by Peggy Bechko
I hear it all the time:
“Do I have to write a synopsis?”
“Why do I have to write a synopsis?”
“What the heck is a synopsis?”
“Yes you do.”
“You better do a little research – seriously.”
Okay, plainly a synopsis can be a very different animal for every writer. But who it is for doesn’t change. It’s for the reader whether a script reader or a novel reader. It has to be short, succinct and really hook ‘em.
Think about it. Script Readers and Editors are buried. Their workloads are tremendous. There are readers who actually tackle two or more scripts and many synopses each day. There are editors who plow through mountains of manuscripts. There are lots of producers out there as well who check out a logline and a synopsis before they decide if they want to read a script…or not. (It’s the ‘or not’ you want to avoid.)

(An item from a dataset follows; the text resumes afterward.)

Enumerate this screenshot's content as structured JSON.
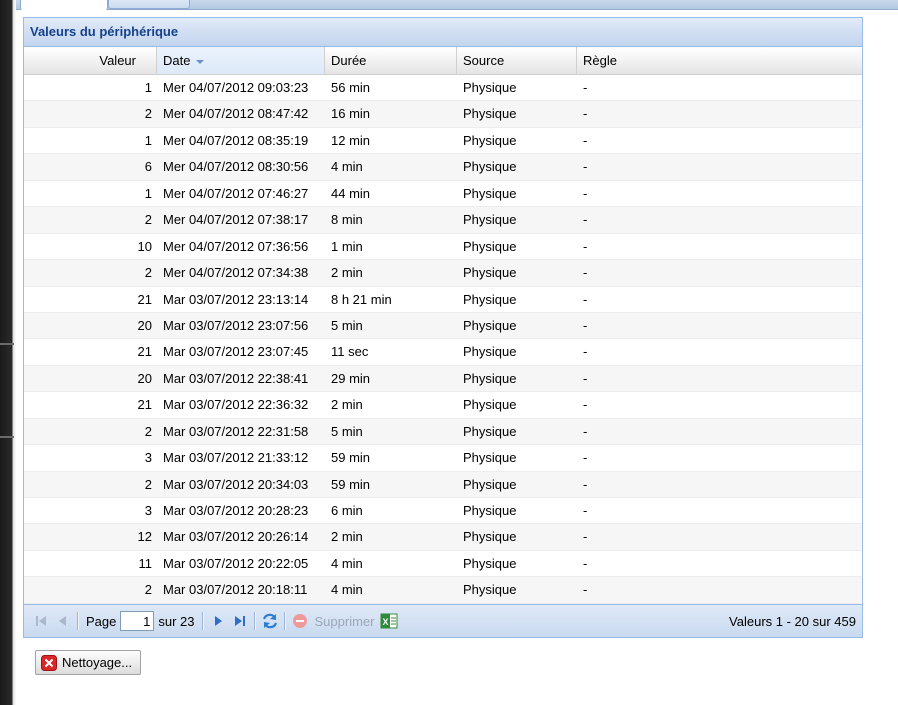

If you’re writing to script or to novel the synopsis is a bit different, but not a lot. The fact is the synopsis could clearly lay down the main story from beginning to end. Yep, even to the ‘spoiler’ of an ending. You, as the writer, must compel the reader to read that script or that manuscript.
So, what your synopsis isn’t is what might be stuck inside a book jacket or a couple of sentence description that could be found in a TV Guide. It’s not just a tease, it’s an attention grabbing selling tool.
So, let’s focus on what we need in a synopsis for a script. You’re selling a story. The story is the main element. And character. The mixing of plot and character. Hit the plot right away. You don’t need flowery language and you can’t get across the meanderings of the characters’ minds. On the other hand you don’t want it to be so short and dry it could be something your newspaper types in with the channel listings for TV.
Focus on this. Script readers read a whole lot of scripts and because of that they’ve seen a lot. So you’re not going to be able to hook one with a bit of a teaser on the premise of your story. They’ve probably heard that before. Walk the reader through the story. The question is, can you, the writer, tie a whole story together, beginning, middle and end. You don’t’ stop in the middle. Readers of scripts (and yes manuscripts as well) want to know how a story unfolds.
You can tell a quick story with action verbs. You can set it up act by act in several paragraphs. There are lots of stories that begin with a bank robbery or a kidnapping or a suicide so the trick is to give the reader the meat. What happens next? What choices do the characters make? What’s behind it all? And yes, how does it all come together in the end?
Okay, so how long should this thing be? Generally about a page, tops. Sort of between 200 and 400 words, give or take a little.
So, the basics.
Establish the story’s characters, the story’s main conflict and the incident that triggers the story. Then comes the meat. Who’s the antagonist(s). What are the big plot twists? In other words save scene descriptions for your scripts and focus here on the main storyline. Then wrap it all up with how the main character has changed…or didn’t…and what the resolution is to the story.
This all applies to manuscripts as well though there’s a bit more room for some of that colorful language and maybe some thought exploration though the length constriction doesn’t allow for much.
So, go forth and create a stunning synopsis…and don’t forget the amazing logline as well.
Peggy Bechko is a TVWriter™ Contributing Editor. Learn more about her sensational career HERE. Peggy’s new comic series, Planet of the Eggs, written and illustrated with Charlene Brash-Sorensen is available on Kindle. And, while you’re at it, visit the Planet of the Eggs Facebook page and her terrific blog.